In school in the ’70s and ’80s, I was always known as the girl who wore Pocahontas pigtails, and the one whose artista mom drove her to and from school each day. My high school diploma was as much my mother’s as it was mine.
Some three decades later, my daughter graduated with the entire caboodle cheering her on, including her yaya.
How different it was for me back in 1983, when I had only my mother and brother to cheer me on. The summer before graduation, I had lost my father to a heart attack. On graduation day in 1982, I missed him terribly.
For my daughter on her graduation day, there was mostly joy, though I’m pretty sure that the day did not pass without her remembering her own loss too, many years ago, when she lost her kid brother to sickness.
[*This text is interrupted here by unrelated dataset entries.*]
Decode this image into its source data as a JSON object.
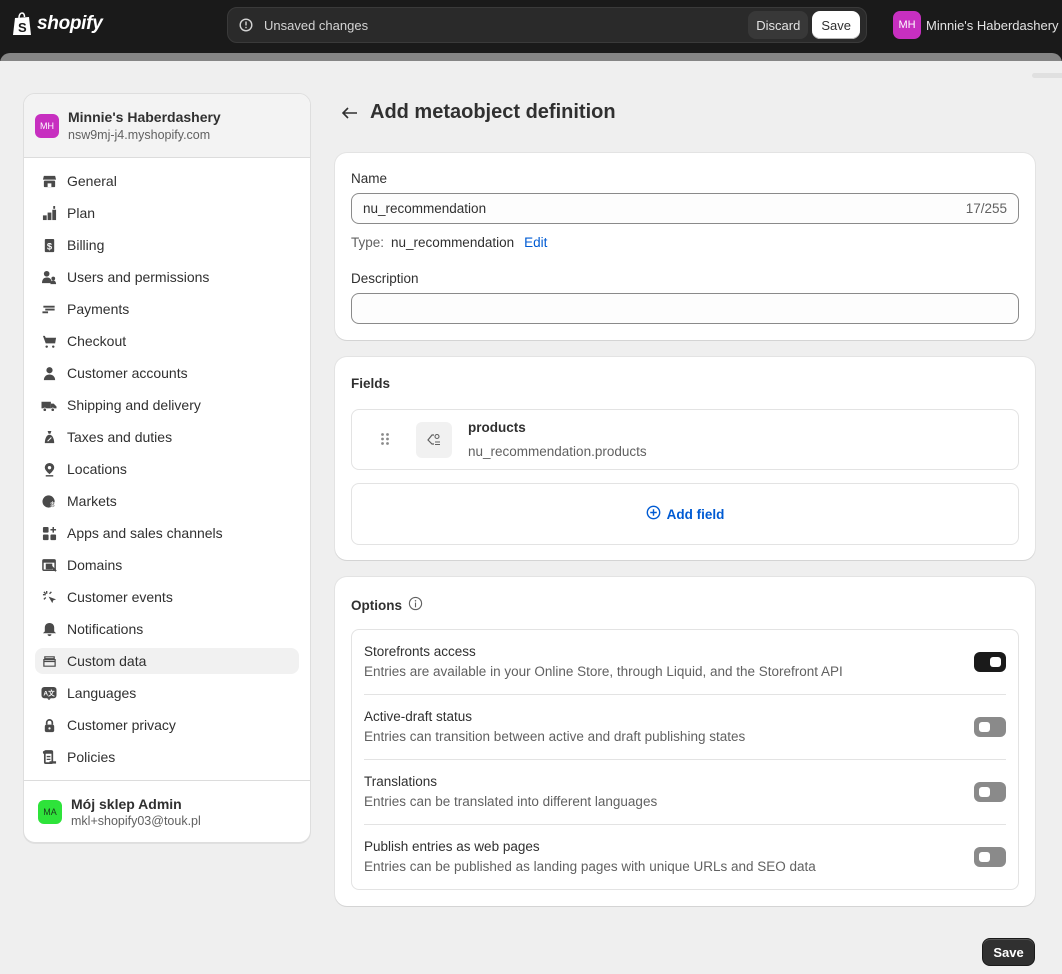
{
  "topbar": {
    "logo_text": "shopify",
    "unsaved_text": "Unsaved changes",
    "discard_label": "Discard",
    "save_label": "Save",
    "store_avatar": "MH",
    "store_name": "Minnie's Haberdashery"
  },
  "sidebar": {
    "store_avatar": "MH",
    "store_name": "Minnie's Haberdashery",
    "store_url": "nsw9mj-j4.myshopify.com",
    "items": [
      {
        "label": "General",
        "icon": "store-icon"
      },
      {
        "label": "Plan",
        "icon": "plan-icon"
      },
      {
        "label": "Billing",
        "icon": "billing-icon"
      },
      {
        "label": "Users and permissions",
        "icon": "users-icon"
      },
      {
        "label": "Payments",
        "icon": "payments-icon"
      },
      {
        "label": "Checkout",
        "icon": "cart-icon"
      },
      {
        "label": "Customer accounts",
        "icon": "person-icon"
      },
      {
        "label": "Shipping and delivery",
        "icon": "truck-icon"
      },
      {
        "label": "Taxes and duties",
        "icon": "tax-bag-icon"
      },
      {
        "label": "Locations",
        "icon": "location-pin-icon"
      },
      {
        "label": "Markets",
        "icon": "globe-icon"
      },
      {
        "label": "Apps and sales channels",
        "icon": "apps-icon"
      },
      {
        "label": "Domains",
        "icon": "domains-icon"
      },
      {
        "label": "Customer events",
        "icon": "cursor-click-icon"
      },
      {
        "label": "Notifications",
        "icon": "bell-icon"
      },
      {
        "label": "Custom data",
        "icon": "custom-data-icon",
        "active": true
      },
      {
        "label": "Languages",
        "icon": "translate-icon"
      },
      {
        "label": "Customer privacy",
        "icon": "lock-icon"
      },
      {
        "label": "Policies",
        "icon": "policies-icon"
      }
    ],
    "user": {
      "avatar": "MA",
      "name": "Mój sklep Admin",
      "email": "mkl+shopify03@touk.pl"
    }
  },
  "page": {
    "title": "Add metaobject definition",
    "name_card": {
      "name_label": "Name",
      "name_value": "nu_recommendation",
      "name_counter": "17/255",
      "type_label": "Type:",
      "type_value": "nu_recommendation",
      "edit_label": "Edit",
      "description_label": "Description",
      "description_value": ""
    },
    "fields_card": {
      "title": "Fields",
      "fields": [
        {
          "name": "products",
          "key": "nu_recommendation.products",
          "icon": "product-reference-icon"
        }
      ],
      "add_field_label": "Add field"
    },
    "options_card": {
      "title": "Options",
      "options": [
        {
          "title": "Storefronts access",
          "description": "Entries are available in your Online Store, through Liquid, and the Storefront API",
          "enabled": true
        },
        {
          "title": "Active-draft status",
          "description": "Entries can transition between active and draft publishing states",
          "enabled": false
        },
        {
          "title": "Translations",
          "description": "Entries can be translated into different languages",
          "enabled": false
        },
        {
          "title": "Publish entries as web pages",
          "description": "Entries can be published as landing pages with unique URLs and SEO data",
          "enabled": false
        }
      ]
    },
    "save_label": "Save"
  }
}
Graduation season always makes us both wistful and hopeful. Time flies by too fast, but I keep telling close friends how grateful I am that for most of those 14 years, I was hands-on in raising my daughter. Our children are truly our greatest blessings.
Commencement exercises also mark the beginning of a new chapter in her life, and I must slowly learn to let go. The circle of life goes on as our daughter finds herself on the very same campus that her father and I once found ourselves in.
This morning, my daughter and I walked through her new campus as she began making preparations for her new life come June. I eagerly walked her through the many corridors that were once so familiar to me. Though much has changed, a lot of things remain the same. I thought it was uncanny that she opted to wear a yellow Ninoy Aquino shirt with the classic Ninoy image and “Ninoy lives in my heart” written on it. The very same shirt was in vogue when I was a freshman in college on the year that Ninoy was assassinated.
And so the memories of the years spent on campus – both happy and sad, came flooding back. Passing by the bookshop, I could not help but purchase a blue and white shirt that resonated with me that morning. The shirt, emblazoned with a quote from the school’s most famous alumnus (Dr. Jose Rizal) on his thoughts about our school, called out to me – “I spent many happy years there.” Though high school was fun, I found college years to be even better. I pray that it will be the same for my daughter and for the many other graduates who leave their comfort zones this month. The world lies waiting for you – seize it with faith, kindness, diligence and compassion. Congratulations!
[This article was published in the March 25, 2009 issue of the Philippine Daily Inquirer. Please click here to read the original column online. Visit the following blogs to read more articles by the writer: Midlife Mysteries, Cathy Chronicles, and Grief Is A Journey. ]